Using the data below, copy every line that contains the word "iguanas".

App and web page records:

------------------------------------------------

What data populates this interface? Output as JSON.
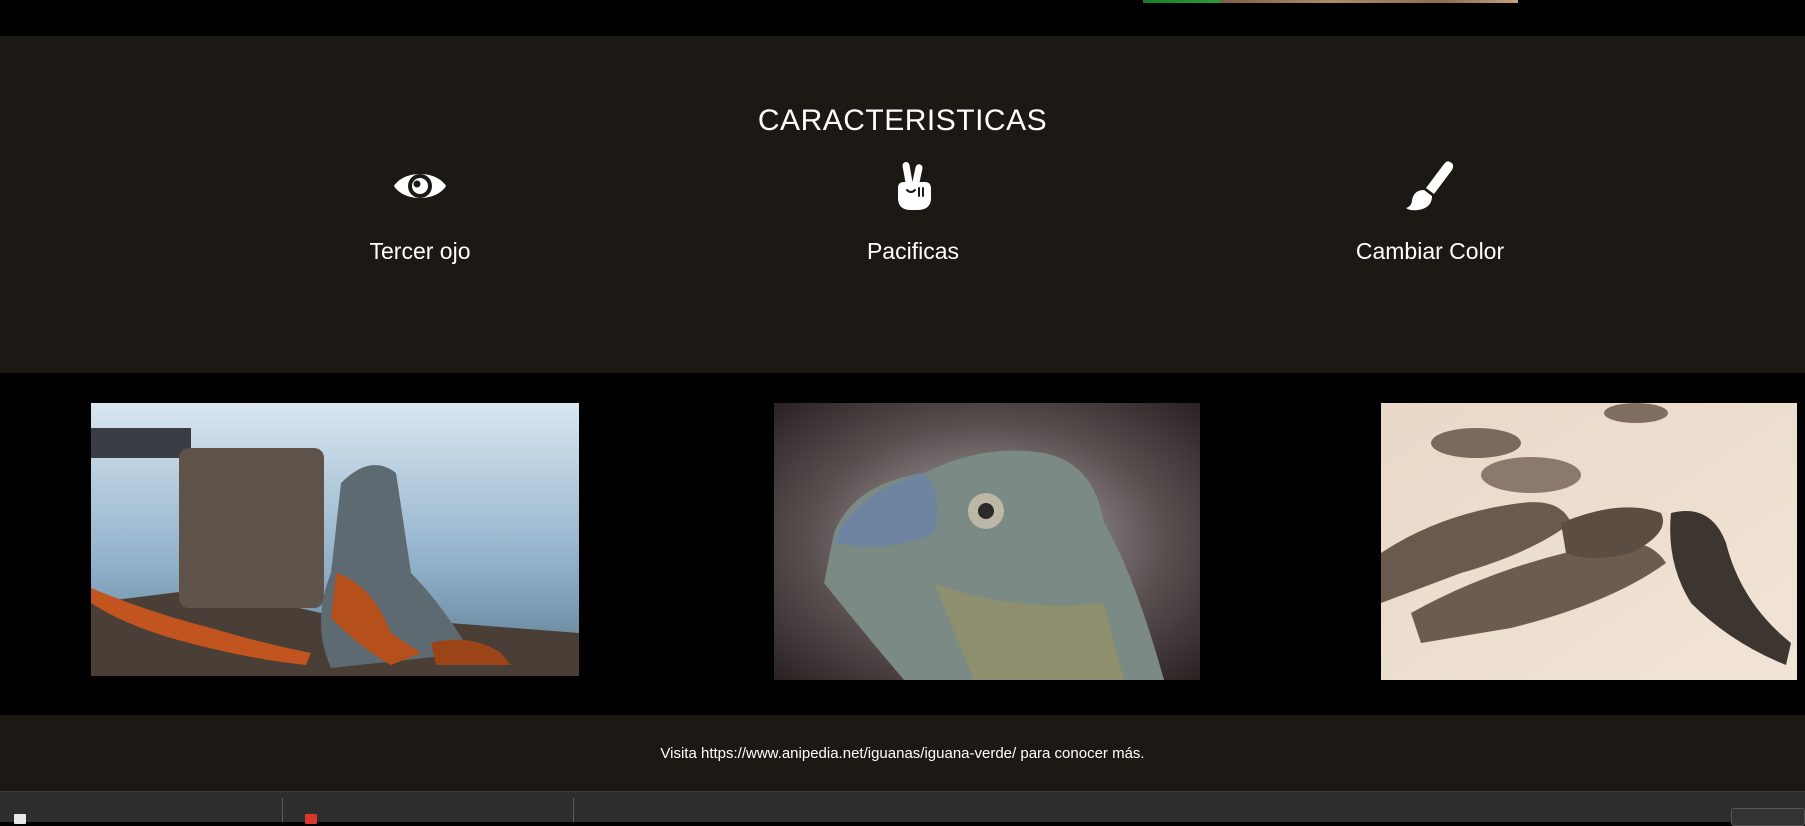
{
  "features": {
    "title": "CARACTERISTICAS",
    "items": [
      {
        "icon": "eye-icon",
        "label": "Tercer ojo"
      },
      {
        "icon": "peace-hand-icon",
        "label": "Pacificas"
      },
      {
        "icon": "paint-brush-icon",
        "label": "Cambiar Color"
      }
    ]
  },
  "gallery": {
    "images": [
      {
        "subject": "iguana-on-rocks-by-water"
      },
      {
        "subject": "iguana-head-closeup"
      },
      {
        "subject": "iguanas-on-beach"
      }
    ]
  },
  "footer": {
    "text": "Visita https://www.anipedia.net/iguanas/iguana-verde/ para conocer más."
  },
  "downloads_bar": {
    "items": [
      {
        "icon": "file-icon",
        "label": ""
      },
      {
        "icon": "pdf-file-icon",
        "label": ""
      }
    ]
  },
  "colors": {
    "section_bg": "#1c1813",
    "page_bg": "#000000",
    "text": "#ffffff"
  }
}
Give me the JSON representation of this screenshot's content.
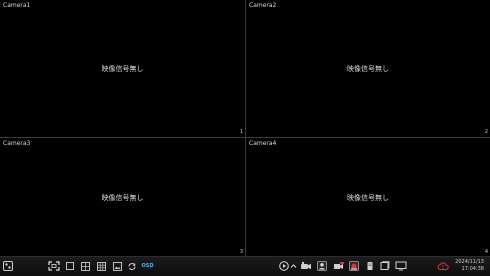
{
  "cameras": [
    {
      "label": "Camera1",
      "status": "映像信号無し",
      "index": "1"
    },
    {
      "label": "Camera2",
      "status": "映像信号無し",
      "index": "2"
    },
    {
      "label": "Camera3",
      "status": "映像信号無し",
      "index": "3"
    },
    {
      "label": "Camera4",
      "status": "映像信号無し",
      "index": "4"
    }
  ],
  "taskbar": {
    "osd_label": "OSD",
    "date": "2024/11/13",
    "time": "17:04:38"
  },
  "colors": {
    "accent": "#4fb3e8",
    "record_red": "#e0323a"
  }
}
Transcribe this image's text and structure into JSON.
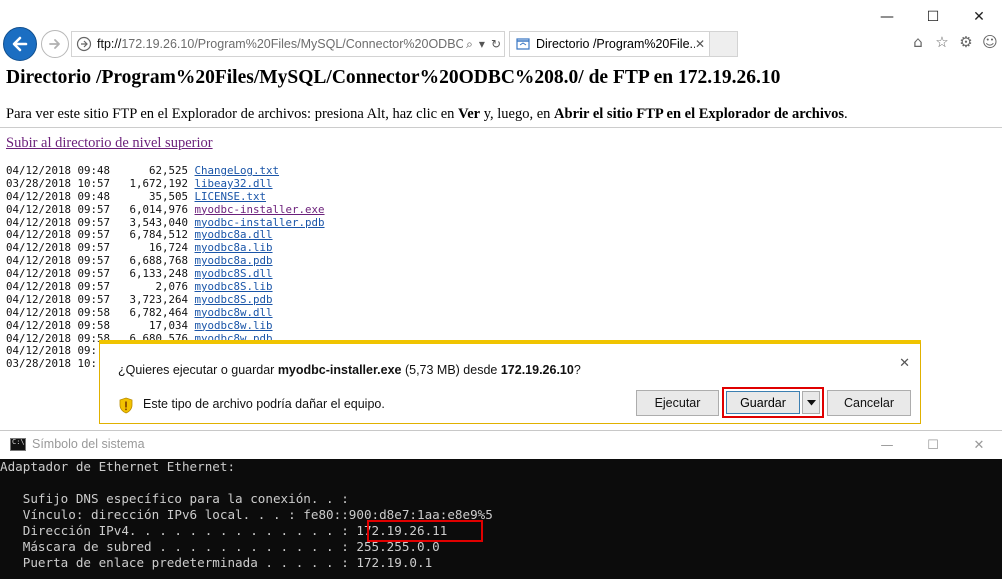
{
  "browser": {
    "address_url": "ftp://172.19.26.10/Program%20Files/MySQL/Connector%20ODBC%",
    "address_url_prefix": "ftp://",
    "address_url_rest": "172.19.26.10/Program%20Files/MySQL/Connector%20ODBC%",
    "tab_title": "Directorio /Program%20File...",
    "window_controls": {
      "minimize": "—",
      "maximize": "☐",
      "close": "✕"
    },
    "icons": [
      "back-icon",
      "forward-icon",
      "search-icon",
      "dropdown-icon",
      "refresh-icon",
      "home-icon",
      "favorites-star-icon",
      "settings-gear-icon",
      "smiley-icon"
    ]
  },
  "page": {
    "title": "Directorio /Program%20Files/MySQL/Connector%20ODBC%208.0/ de FTP en 172.19.26.10",
    "hint_parts": [
      "Para ver este sitio FTP en el Explorador de archivos: presiona Alt, haz clic en ",
      "Ver",
      " y, luego, en ",
      "Abrir el sitio FTP en el Explorador de archivos",
      "."
    ],
    "up_link": "Subir al directorio de nivel superior",
    "files": [
      {
        "date": "04/12/2018",
        "time": "09:48",
        "size": "62,525",
        "name": "ChangeLog.txt",
        "visited": false
      },
      {
        "date": "03/28/2018",
        "time": "10:57",
        "size": "1,672,192",
        "name": "libeay32.dll",
        "visited": false
      },
      {
        "date": "04/12/2018",
        "time": "09:48",
        "size": "35,505",
        "name": "LICENSE.txt",
        "visited": false
      },
      {
        "date": "04/12/2018",
        "time": "09:57",
        "size": "6,014,976",
        "name": "myodbc-installer.exe",
        "visited": true
      },
      {
        "date": "04/12/2018",
        "time": "09:57",
        "size": "3,543,040",
        "name": "myodbc-installer.pdb",
        "visited": false
      },
      {
        "date": "04/12/2018",
        "time": "09:57",
        "size": "6,784,512",
        "name": "myodbc8a.dll",
        "visited": false
      },
      {
        "date": "04/12/2018",
        "time": "09:57",
        "size": "16,724",
        "name": "myodbc8a.lib",
        "visited": false
      },
      {
        "date": "04/12/2018",
        "time": "09:57",
        "size": "6,688,768",
        "name": "myodbc8a.pdb",
        "visited": false
      },
      {
        "date": "04/12/2018",
        "time": "09:57",
        "size": "6,133,248",
        "name": "myodbc8S.dll",
        "visited": false
      },
      {
        "date": "04/12/2018",
        "time": "09:57",
        "size": "2,076",
        "name": "myodbc8S.lib",
        "visited": false
      },
      {
        "date": "04/12/2018",
        "time": "09:57",
        "size": "3,723,264",
        "name": "myodbc8S.pdb",
        "visited": false
      },
      {
        "date": "04/12/2018",
        "time": "09:58",
        "size": "6,782,464",
        "name": "myodbc8w.dll",
        "visited": false
      },
      {
        "date": "04/12/2018",
        "time": "09:58",
        "size": "17,034",
        "name": "myodbc8w.lib",
        "visited": false
      },
      {
        "date": "04/12/2018",
        "time": "09:58",
        "size": "6,680,576",
        "name": "myodbc8w.pdb",
        "visited": false
      },
      {
        "date": "04/12/2018",
        "time": "09:",
        "size": "",
        "name": "",
        "visited": false
      },
      {
        "date": "03/28/2018",
        "time": "10:",
        "size": "",
        "name": "",
        "visited": false
      }
    ]
  },
  "notification": {
    "question_prefix": "¿Quieres ejecutar o guardar ",
    "file_name": "myodbc-installer.exe",
    "question_size": " (5,73 MB) desde ",
    "host": "172.19.26.10",
    "question_suffix": "?",
    "warning": "Este tipo de archivo podría dañar el equipo.",
    "buttons": {
      "run": "Ejecutar",
      "save": "Guardar",
      "cancel": "Cancelar"
    },
    "close": "✕",
    "highlight_color": "#e00000"
  },
  "cmd": {
    "title": "Símbolo del sistema",
    "controls": {
      "minimize": "—",
      "maximize": "☐",
      "close": "✕"
    },
    "lines": [
      "Adaptador de Ethernet Ethernet:",
      "",
      "   Sufijo DNS específico para la conexión. . :",
      "   Vínculo: dirección IPv6 local. . . : fe80::900:d8e7:1aa:e8e9%5",
      "   Dirección IPv4. . . . . . . . . . . . . . : 172.19.26.11",
      "   Máscara de subred . . . . . . . . . . . . : 255.255.0.0",
      "   Puerta de enlace predeterminada . . . . . : 172.19.0.1"
    ]
  }
}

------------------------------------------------

• [RESULT BELOW]:
        "subject": "iguanas-on-beach"
    "text": "Visita https://www.anipedia.net/iguanas/iguana-verde/ para conocer más."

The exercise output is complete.